We've lived in this house for twelve years. I've had a veggie garden all twelve. Even the spring that I ruptured my achilles, I paid a neighbor's son to come over and till. He tilled and then said, "Mrs. T, I did what you said then I stomped it down real nice for you, all ready to plant!" Well intentioned city boy, he was. I saw him pulling a weed in his mother's garden today. At least, I think it was a weed. Nice boy.
The weeds got out of control a bit that year until I bought my very first hoe, a wonderful tool for the bending-challenged gardener. This year, though, I'm intact (mostly) and I've got my tools ready and waiting for the passing of that frost date!

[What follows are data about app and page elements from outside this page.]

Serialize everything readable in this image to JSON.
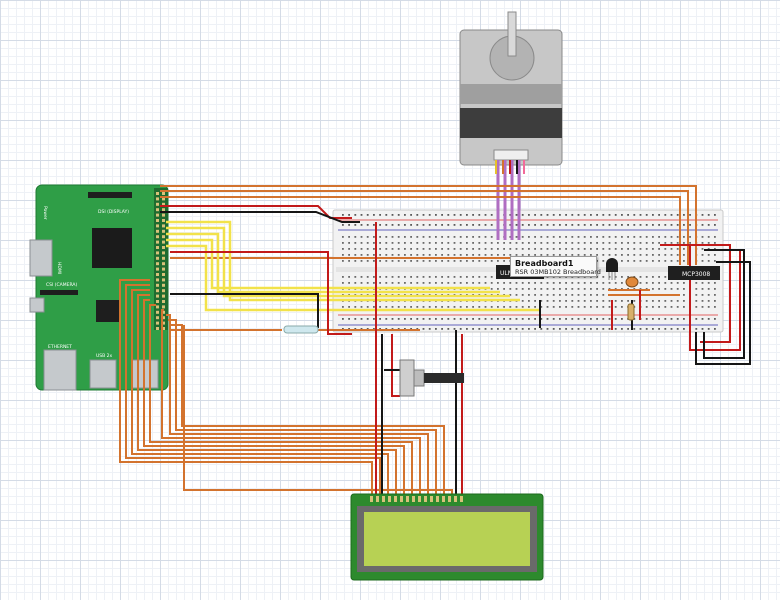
{
  "canvas": {
    "background": "#ffffff",
    "grid_color": "#d4dbe6"
  },
  "raspberry_pi": {
    "board_color": "#2f9e47",
    "labels": {
      "dsi": "DSI (DISPLAY)",
      "csi": "CSI (CAMERA)",
      "hdmi": "HDMI",
      "power": "Power",
      "ethernet": "ETHERNET",
      "usb": "USB 2x"
    }
  },
  "breadboard": {
    "ic_label": "MCP3008",
    "small_ic_label": "ULN"
  },
  "tooltip": {
    "title": "Breadboard1",
    "subtitle": "RSR 03MB102 Breadboard"
  },
  "wire_colors": {
    "orange": "#d3732e",
    "yellow": "#f2e24a",
    "red": "#c21a1a",
    "black": "#151515",
    "purple": "#b06ec2"
  },
  "components": {
    "stepper_motor": "stepper-motor",
    "potentiometer": "potentiometer",
    "lcd": "lcd-16x2",
    "reed_switch": "reed-switch",
    "transistor": "transistor",
    "photoresistor": "photoresistor"
  },
  "lcd": {
    "screen_color": "#b7d154",
    "pcb_color": "#2d8a2d"
  }
}
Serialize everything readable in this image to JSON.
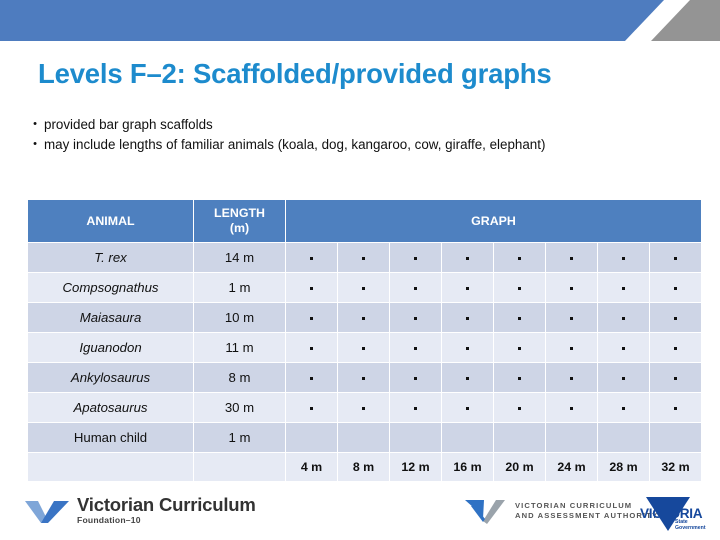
{
  "slide": {
    "title": "Levels F–2: Scaffolded/provided graphs",
    "bullets": [
      "provided bar graph scaffolds",
      "may include lengths of familiar animals (koala, dog, kangaroo, cow, giraffe, elephant)"
    ],
    "bullet_marker": "•"
  },
  "colors": {
    "banner_blue": "#4e7cbf",
    "banner_grey": "#949494",
    "title_blue": "#1d8bcd",
    "table_header_blue": "#4e80bf",
    "row_odd": "#ced5e6",
    "row_even": "#e6eaf4",
    "logo_blue": "#16489c"
  },
  "table": {
    "headers": [
      "ANIMAL",
      "LENGTH\n(m)",
      "GRAPH"
    ],
    "header_animal": "ANIMAL",
    "header_length_line1": "LENGTH",
    "header_length_line2": "(m)",
    "header_graph": "GRAPH",
    "graph_columns": 8,
    "rows": [
      {
        "animal": "T. rex",
        "length": "14 m",
        "italic": true,
        "dots": 8
      },
      {
        "animal": "Compsognathus",
        "length": "1 m",
        "italic": true,
        "dots": 8
      },
      {
        "animal": "Maiasaura",
        "length": "10 m",
        "italic": true,
        "dots": 8
      },
      {
        "animal": "Iguanodon",
        "length": "11 m",
        "italic": true,
        "dots": 8
      },
      {
        "animal": "Ankylosaurus",
        "length": "8 m",
        "italic": true,
        "dots": 8
      },
      {
        "animal": "Apatosaurus",
        "length": "30 m",
        "italic": true,
        "dots": 8
      },
      {
        "animal": "Human child",
        "length": "1 m",
        "italic": false,
        "dots": 0
      }
    ],
    "axis_labels": [
      "4 m",
      "8 m",
      "12 m",
      "16 m",
      "20 m",
      "24 m",
      "28 m",
      "32 m"
    ]
  },
  "footer": {
    "vc_title": "Victorian Curriculum",
    "vc_sub": "Foundation–10",
    "vcaa_line1": "VICTORIAN CURRICULUM",
    "vcaa_line2": "AND ASSESSMENT AUTHORITY",
    "vic_word": "VICTORIA",
    "vic_sub_line1": "State",
    "vic_sub_line2": "Government"
  }
}
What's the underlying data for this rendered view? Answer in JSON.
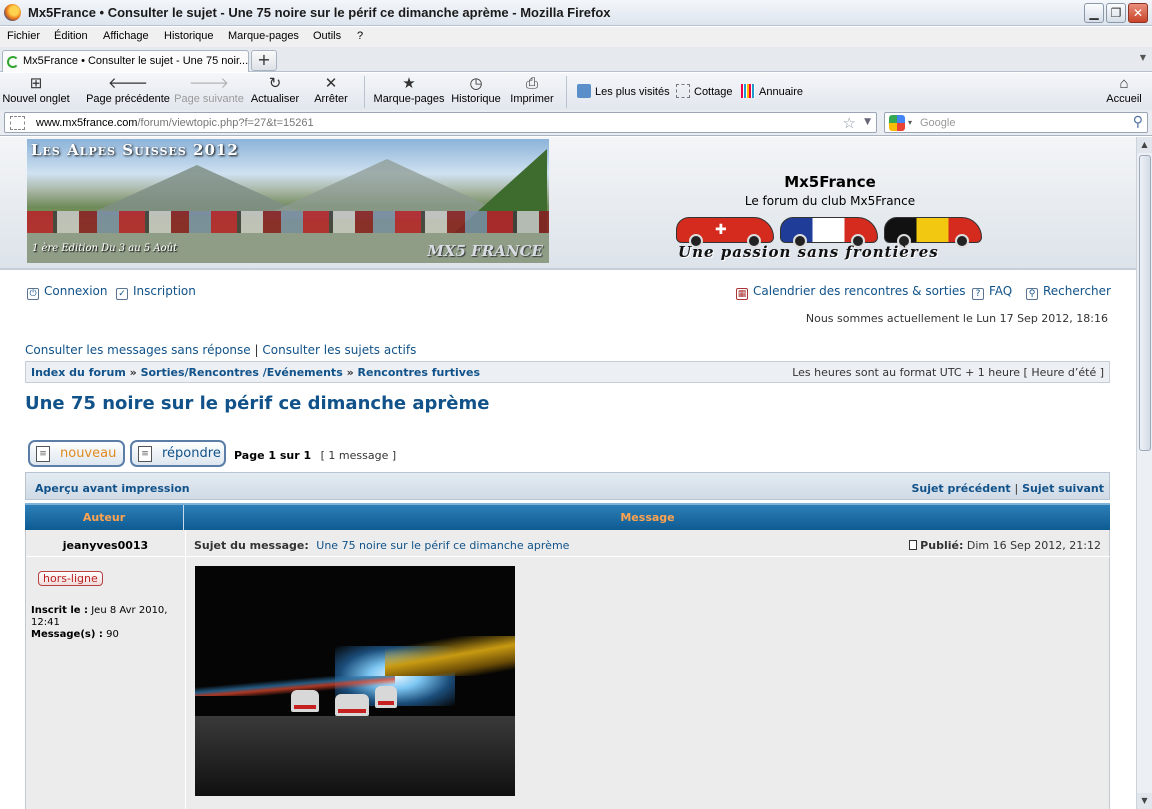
{
  "browser": {
    "window_title": "Mx5France • Consulter le sujet - Une 75 noire sur le périf ce dimanche aprème - Mozilla Firefox",
    "menu": [
      "Fichier",
      "Édition",
      "Affichage",
      "Historique",
      "Marque-pages",
      "Outils",
      "?"
    ],
    "tab_title": "Mx5France • Consulter le sujet - Une 75 noir...",
    "newtab_label": "+",
    "toolbar": {
      "new_tab": "Nouvel onglet",
      "back": "Page précédente",
      "forward": "Page suivante",
      "reload": "Actualiser",
      "stop": "Arrêter",
      "bookmarks": "Marque-pages",
      "history": "Historique",
      "print": "Imprimer",
      "home": "Accueil"
    },
    "bookmarks_bar": [
      "Les plus visités",
      "Cottage",
      "Annuaire"
    ],
    "url_host": "www.mx5france.com",
    "url_path": "/forum/viewtopic.php?f=27&t=15261",
    "search_placeholder": "Google"
  },
  "header": {
    "banner_title": "Les Alpes Suisses 2012",
    "banner_subtitle": "1 ère Edition Du 3 au 5 Août",
    "banner_logo": "MX5 FRANCE",
    "site_name": "Mx5France",
    "site_description": "Le forum du club Mx5France",
    "slogan": "Une passion sans frontières",
    "colors": {
      "swiss": "#d52b1e",
      "france_blue": "#1f3c99",
      "belgium_yellow": "#f2c811"
    }
  },
  "nav": {
    "login": "Connexion",
    "register": "Inscription",
    "calendar": "Calendrier des rencontres & sorties",
    "faq": "FAQ",
    "search": "Rechercher",
    "date_text": "Nous sommes actuellement le Lun 17 Sep 2012, 18:16",
    "unanswered": "Consulter les messages sans réponse",
    "active": "Consulter les sujets actifs",
    "quick_sep": "|"
  },
  "breadcrumb": {
    "items": [
      "Index du forum",
      "Sorties/Rencontres /Evénements",
      "Rencontres furtives"
    ],
    "sep": "»",
    "timezone": "Les heures sont au format UTC + 1 heure [ Heure d’été ]"
  },
  "topic": {
    "title": "Une 75 noire sur le périf ce dimanche aprème",
    "btn_new": "nouveau",
    "btn_reply": "répondre",
    "page_info": "Page 1 sur 1",
    "message_count": "[ 1 message ]",
    "print_view": "Aperçu avant impression",
    "prev_topic": "Sujet précédent",
    "next_topic": "Sujet suivant",
    "pipe": "|"
  },
  "table": {
    "col_author": "Auteur",
    "col_message": "Message"
  },
  "post": {
    "author": "jeanyves0013",
    "subject_label": "Sujet du message:",
    "subject": "Une 75 noire sur le périf ce dimanche aprème",
    "posted_label": "Publié:",
    "posted_date": "Dim 16 Sep 2012, 21:12",
    "status": "hors-ligne",
    "registered_label": "Inscrit le :",
    "registered_value": "Jeu 8 Avr 2010, 12:41",
    "messages_label": "Message(s) :",
    "messages_value": "90"
  }
}
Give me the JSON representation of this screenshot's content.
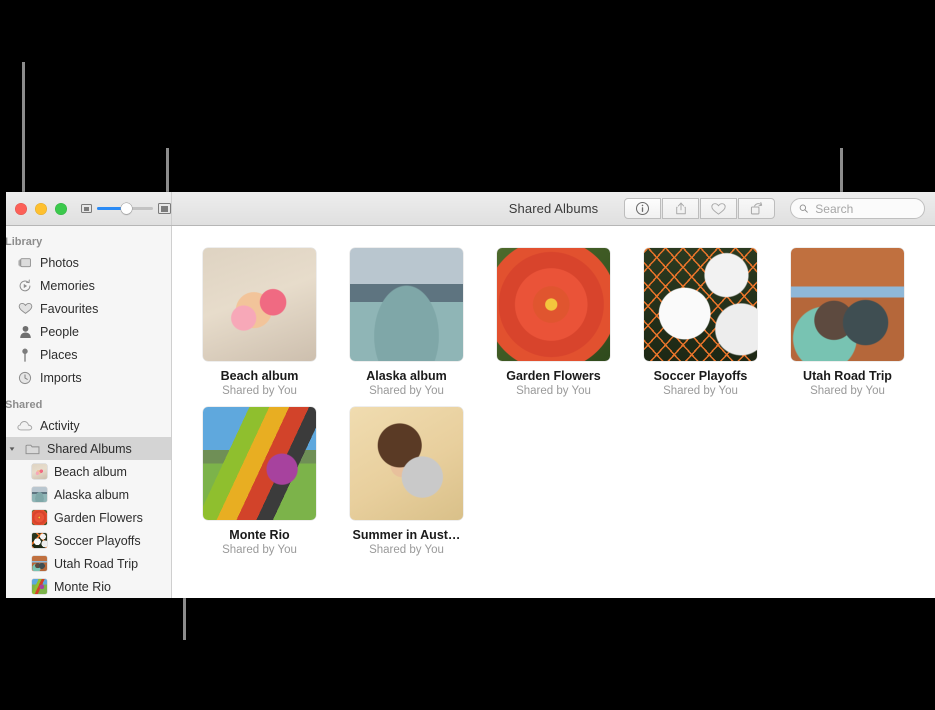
{
  "window": {
    "title": "Shared Albums",
    "traffic_lights": [
      "close",
      "minimize",
      "zoom"
    ],
    "zoom_slider": {
      "value": 52,
      "min_icon": "small-thumbnail-icon",
      "max_icon": "large-thumbnail-icon"
    }
  },
  "toolbar": {
    "buttons": [
      {
        "name": "info-button",
        "icon": "info-icon"
      },
      {
        "name": "share-button",
        "icon": "share-icon"
      },
      {
        "name": "favorite-button",
        "icon": "heart-icon"
      },
      {
        "name": "rotate-button",
        "icon": "rotate-icon"
      }
    ],
    "search": {
      "placeholder": "Search",
      "value": "",
      "icon": "search-icon"
    }
  },
  "sidebar": {
    "sections": [
      {
        "header": "Library",
        "items": [
          {
            "label": "Photos",
            "icon": "photos-icon"
          },
          {
            "label": "Memories",
            "icon": "memories-icon"
          },
          {
            "label": "Favourites",
            "icon": "heart-icon"
          },
          {
            "label": "People",
            "icon": "person-icon"
          },
          {
            "label": "Places",
            "icon": "pin-icon"
          },
          {
            "label": "Imports",
            "icon": "clock-icon"
          }
        ]
      },
      {
        "header": "Shared",
        "items": [
          {
            "label": "Activity",
            "icon": "cloud-icon"
          },
          {
            "label": "Shared Albums",
            "icon": "folder-icon",
            "selected": true,
            "expanded": true
          }
        ],
        "children": [
          {
            "label": "Beach album",
            "art": "art-beach"
          },
          {
            "label": "Alaska album",
            "art": "art-alaska"
          },
          {
            "label": "Garden Flowers",
            "art": "art-flowers"
          },
          {
            "label": "Soccer Playoffs",
            "art": "art-soccer"
          },
          {
            "label": "Utah Road Trip",
            "art": "art-utah"
          },
          {
            "label": "Monte Rio",
            "art": "art-monterio"
          }
        ]
      }
    ]
  },
  "content": {
    "albums": [
      {
        "name": "Beach album",
        "subtitle": "Shared by You",
        "art": "art-beach"
      },
      {
        "name": "Alaska album",
        "subtitle": "Shared by You",
        "art": "art-alaska"
      },
      {
        "name": "Garden Flowers",
        "subtitle": "Shared by You",
        "art": "art-flowers"
      },
      {
        "name": "Soccer Playoffs",
        "subtitle": "Shared by You",
        "art": "art-soccer"
      },
      {
        "name": "Utah Road Trip",
        "subtitle": "Shared by You",
        "art": "art-utah"
      },
      {
        "name": "Monte Rio",
        "subtitle": "Shared by You",
        "art": "art-kite"
      },
      {
        "name": "Summer in Aust…",
        "subtitle": "Shared by You",
        "art": "art-koala"
      }
    ]
  },
  "colors": {
    "accent": "#2b8bf5",
    "selection": "#d4d4d4",
    "leader_line": "#8c8c8c",
    "backdrop": "#000000"
  }
}
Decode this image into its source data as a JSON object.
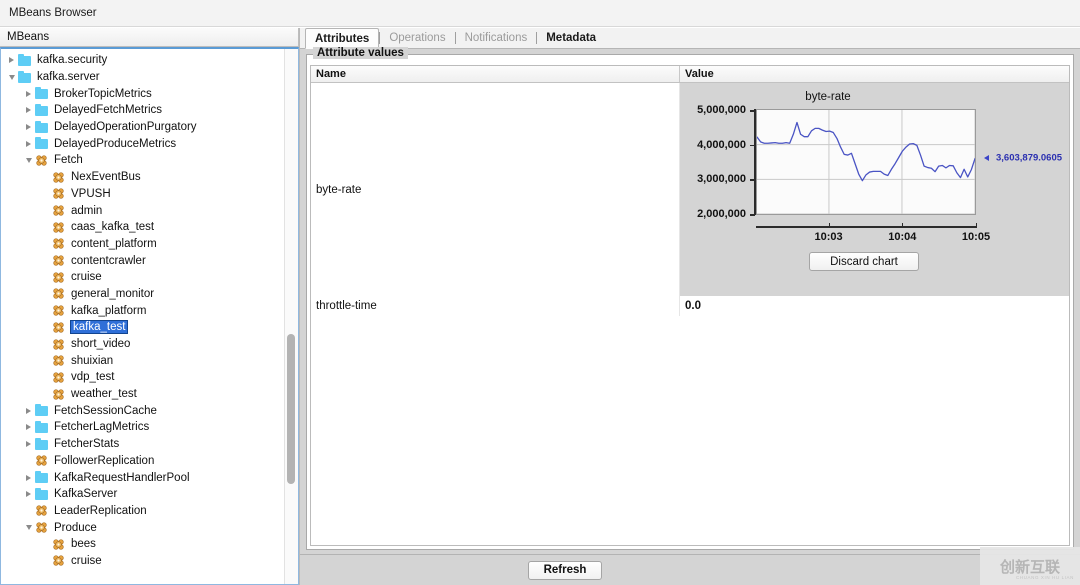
{
  "window": {
    "title": "MBeans Browser"
  },
  "tree_panel": {
    "header": "MBeans",
    "items": [
      {
        "label": "kafka.security",
        "level": 0,
        "icon": "folder-icon",
        "arrow": "collapsed",
        "selected": false
      },
      {
        "label": "kafka.server",
        "level": 0,
        "icon": "folder-icon",
        "arrow": "expanded",
        "selected": false
      },
      {
        "label": "BrokerTopicMetrics",
        "level": 1,
        "icon": "folder-icon",
        "arrow": "collapsed",
        "selected": false
      },
      {
        "label": "DelayedFetchMetrics",
        "level": 1,
        "icon": "folder-icon",
        "arrow": "collapsed",
        "selected": false
      },
      {
        "label": "DelayedOperationPurgatory",
        "level": 1,
        "icon": "folder-icon",
        "arrow": "collapsed",
        "selected": false
      },
      {
        "label": "DelayedProduceMetrics",
        "level": 1,
        "icon": "folder-icon",
        "arrow": "collapsed",
        "selected": false
      },
      {
        "label": "Fetch",
        "level": 1,
        "icon": "mbean-icon",
        "arrow": "expanded",
        "selected": false
      },
      {
        "label": "NexEventBus",
        "level": 2,
        "icon": "mbean-icon",
        "arrow": "none",
        "selected": false
      },
      {
        "label": "VPUSH",
        "level": 2,
        "icon": "mbean-icon",
        "arrow": "none",
        "selected": false
      },
      {
        "label": "admin",
        "level": 2,
        "icon": "mbean-icon",
        "arrow": "none",
        "selected": false
      },
      {
        "label": "caas_kafka_test",
        "level": 2,
        "icon": "mbean-icon",
        "arrow": "none",
        "selected": false
      },
      {
        "label": "content_platform",
        "level": 2,
        "icon": "mbean-icon",
        "arrow": "none",
        "selected": false
      },
      {
        "label": "contentcrawler",
        "level": 2,
        "icon": "mbean-icon",
        "arrow": "none",
        "selected": false
      },
      {
        "label": "cruise",
        "level": 2,
        "icon": "mbean-icon",
        "arrow": "none",
        "selected": false
      },
      {
        "label": "general_monitor",
        "level": 2,
        "icon": "mbean-icon",
        "arrow": "none",
        "selected": false
      },
      {
        "label": "kafka_platform",
        "level": 2,
        "icon": "mbean-icon",
        "arrow": "none",
        "selected": false
      },
      {
        "label": "kafka_test",
        "level": 2,
        "icon": "mbean-icon",
        "arrow": "none",
        "selected": true
      },
      {
        "label": "short_video",
        "level": 2,
        "icon": "mbean-icon",
        "arrow": "none",
        "selected": false
      },
      {
        "label": "shuixian",
        "level": 2,
        "icon": "mbean-icon",
        "arrow": "none",
        "selected": false
      },
      {
        "label": "vdp_test",
        "level": 2,
        "icon": "mbean-icon",
        "arrow": "none",
        "selected": false
      },
      {
        "label": "weather_test",
        "level": 2,
        "icon": "mbean-icon",
        "arrow": "none",
        "selected": false
      },
      {
        "label": "FetchSessionCache",
        "level": 1,
        "icon": "folder-icon",
        "arrow": "collapsed",
        "selected": false
      },
      {
        "label": "FetcherLagMetrics",
        "level": 1,
        "icon": "folder-icon",
        "arrow": "collapsed",
        "selected": false
      },
      {
        "label": "FetcherStats",
        "level": 1,
        "icon": "folder-icon",
        "arrow": "collapsed",
        "selected": false
      },
      {
        "label": "FollowerReplication",
        "level": 1,
        "icon": "mbean-icon",
        "arrow": "none",
        "selected": false
      },
      {
        "label": "KafkaRequestHandlerPool",
        "level": 1,
        "icon": "folder-icon",
        "arrow": "collapsed",
        "selected": false
      },
      {
        "label": "KafkaServer",
        "level": 1,
        "icon": "folder-icon",
        "arrow": "collapsed",
        "selected": false
      },
      {
        "label": "LeaderReplication",
        "level": 1,
        "icon": "mbean-icon",
        "arrow": "none",
        "selected": false
      },
      {
        "label": "Produce",
        "level": 1,
        "icon": "mbean-icon",
        "arrow": "expanded",
        "selected": false
      },
      {
        "label": "bees",
        "level": 2,
        "icon": "mbean-icon",
        "arrow": "none",
        "selected": false
      },
      {
        "label": "cruise",
        "level": 2,
        "icon": "mbean-icon",
        "arrow": "none",
        "selected": false
      }
    ]
  },
  "tabs": [
    {
      "label": "Attributes",
      "state": "active"
    },
    {
      "label": "Operations",
      "state": "disabled"
    },
    {
      "label": "Notifications",
      "state": "disabled"
    },
    {
      "label": "Metadata",
      "state": "enabled"
    }
  ],
  "attributes_panel": {
    "group_title": "Attribute values",
    "columns": [
      "Name",
      "Value"
    ],
    "rows": [
      {
        "name": "byte-rate",
        "value": ""
      },
      {
        "name": "throttle-time",
        "value": "0.0"
      }
    ],
    "discard_chart_label": "Discard chart"
  },
  "bottom_bar": {
    "refresh_label": "Refresh"
  },
  "watermark": {
    "cn": "创新互联",
    "en": "CHUANG XIN HU LIAN"
  },
  "chart_data": {
    "type": "line",
    "title": "byte-rate",
    "xlabel": "",
    "ylabel": "",
    "ylim": [
      2000000,
      5000000
    ],
    "ytick_labels": [
      "5,000,000",
      "4,000,000",
      "3,000,000",
      "2,000,000"
    ],
    "ytick_values": [
      5000000,
      4000000,
      3000000,
      2000000
    ],
    "xtick_labels": [
      "10:03",
      "10:04",
      "10:05"
    ],
    "xtick_positions": [
      0.33,
      0.665,
      1.0
    ],
    "grid": true,
    "legend": null,
    "line_color": "#4a54c4",
    "current_value_label": "3,603,879.0605",
    "current_value": 3603879.0605,
    "series": [
      {
        "name": "byte-rate",
        "values": [
          4220000,
          4080000,
          4040000,
          4040000,
          4050000,
          4060000,
          4040000,
          4040000,
          4060000,
          4040000,
          4300000,
          4640000,
          4300000,
          4230000,
          4230000,
          4400000,
          4470000,
          4470000,
          4420000,
          4380000,
          4390000,
          4350000,
          4180000,
          3930000,
          3720000,
          3700000,
          3750000,
          3450000,
          3150000,
          2960000,
          3130000,
          3210000,
          3230000,
          3230000,
          3230000,
          3150000,
          3110000,
          3290000,
          3450000,
          3630000,
          3810000,
          3930000,
          4020000,
          4030000,
          3980000,
          3700000,
          3380000,
          3340000,
          3320000,
          3220000,
          3380000,
          3400000,
          3330000,
          3400000,
          3390000,
          3190000,
          3050000,
          3290000,
          3070000,
          3280000,
          3600000
        ]
      }
    ]
  }
}
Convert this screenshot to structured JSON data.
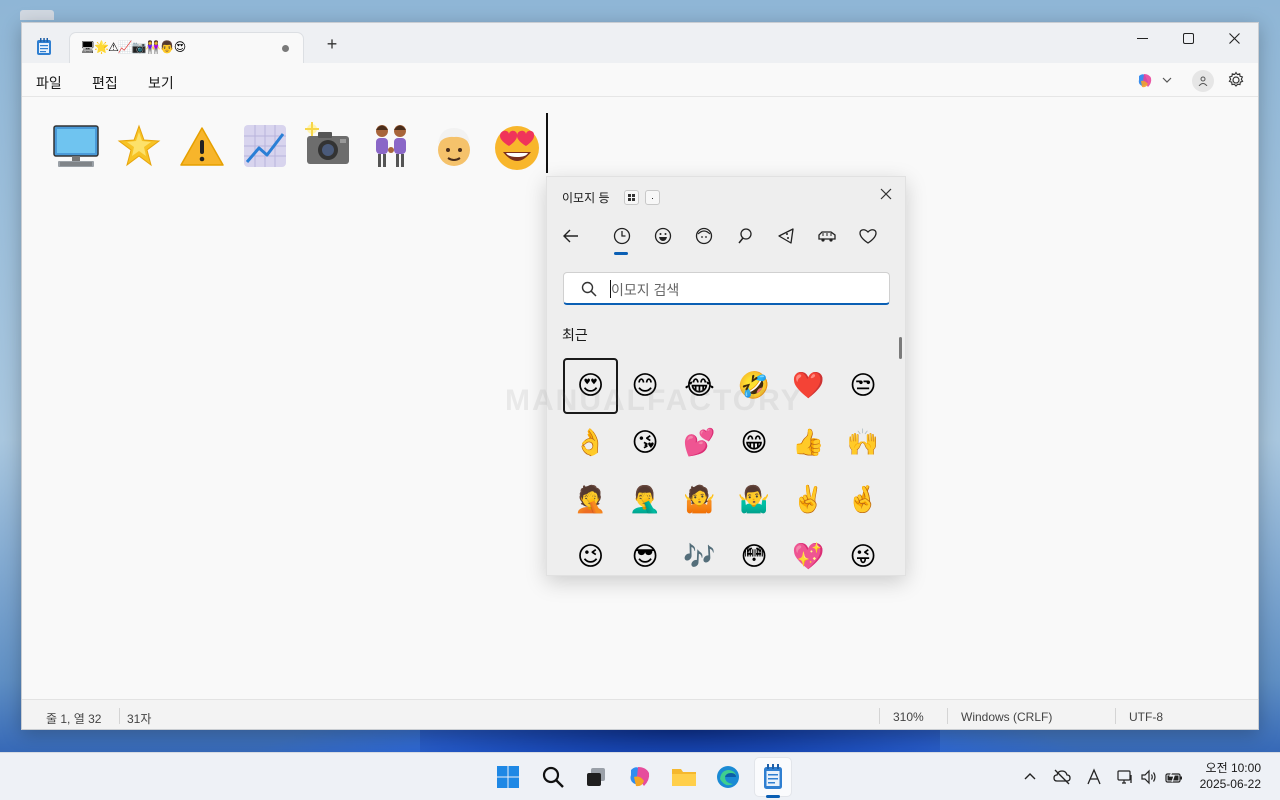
{
  "window": {
    "tab_title": "🖥🌟⚠📈📷👭👨😍",
    "new_tab": "+"
  },
  "menu": {
    "file": "파일",
    "edit": "편집",
    "view": "보기"
  },
  "editor": {
    "emojis": [
      "🖥️",
      "🌟",
      "⚠️",
      "📈",
      "📷",
      "👭",
      "👨",
      "😍"
    ]
  },
  "status": {
    "position": "줄 1, 열 32",
    "chars": "31자",
    "zoom": "310%",
    "line_ending": "Windows (CRLF)",
    "encoding": "UTF-8"
  },
  "emoji_panel": {
    "title": "이모지 등",
    "search_placeholder": "이모지 검색",
    "section": "최근",
    "emojis": [
      "😍",
      "😊",
      "😂",
      "🤣",
      "❤️",
      "😒",
      "👌",
      "😘",
      "💕",
      "😁",
      "👍",
      "🙌",
      "🤦",
      "🤦‍♂️",
      "🤷",
      "🤷‍♂️",
      "✌️",
      "🤞",
      "😉",
      "😎",
      "🎶",
      "😳",
      "💖",
      "😜"
    ],
    "selected_index": 0
  },
  "watermark": "MANUALFACTORY",
  "clock": {
    "period_time": "오전 10:00",
    "date": "2025-06-22"
  },
  "colors": {
    "accent": "#0a5fb4"
  }
}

When you garden in Lagrangeville, you don't bring a shovel, you bring a pick axe. Under the two generous inches of top soil is a bed of shale. I'm on pick axe number two in this house. Nothing quite resembles the sound of a pick axe hitting rock. *ka-ting!!!!** I'm convinced that the folks who said you should wear safety goggles while doing yardwork were from Lagrange. The last pick axe tip that shattered missed my shoulder by a few inches. The pitchfork was the next wary volunteer. It seemed to handle the rocks better than the axe and I applied less than tool-shattering pressure this time.
So when I say, "I added another 5' x 8' to my vegetable garden this year," that's a big deal. My neighbor even honked at me in what could only be considered a jubilant rally cry of support for my attack of the rocky earth! She, too, is a frustrated Lagrangeville gardener. "Raised beds," she tells me, "raised beds!" That's too easy. That's giving in! Maybe it's just pride, but I can't let a piece of rock defeat me. If I can move a rock and make something grow, then somehow, in some very small way, I've overcome. I've won.
I just finished turning over the new bed and it's got me thinking longingly of my own soft, rockless bed. Hard labor is good for the soul, not the back. But while my muscles are crying, my heart is content. I'm thinking longingly about the juicy slices of Big Boy tomatoes in my August BLT's and the sweet strawberries (already blooming) ripe in June (if the birds don't beat me to them) and cool lettuces and beans all summer. This will be the year I plant the pumpkins and the rows of corn and the eggplant! All in that little 5' x 8' space! Ok, maybe I'll just add a few more tomato plants. Until next year when I get a new pick axe.
This is the evening primrose from the perennial bed I planted last fall. I left a few of the boulders that I unearthed in the garden. They make for an interesting backdrop for the flowers. That and they were too heavy to move. You have to choose your battles.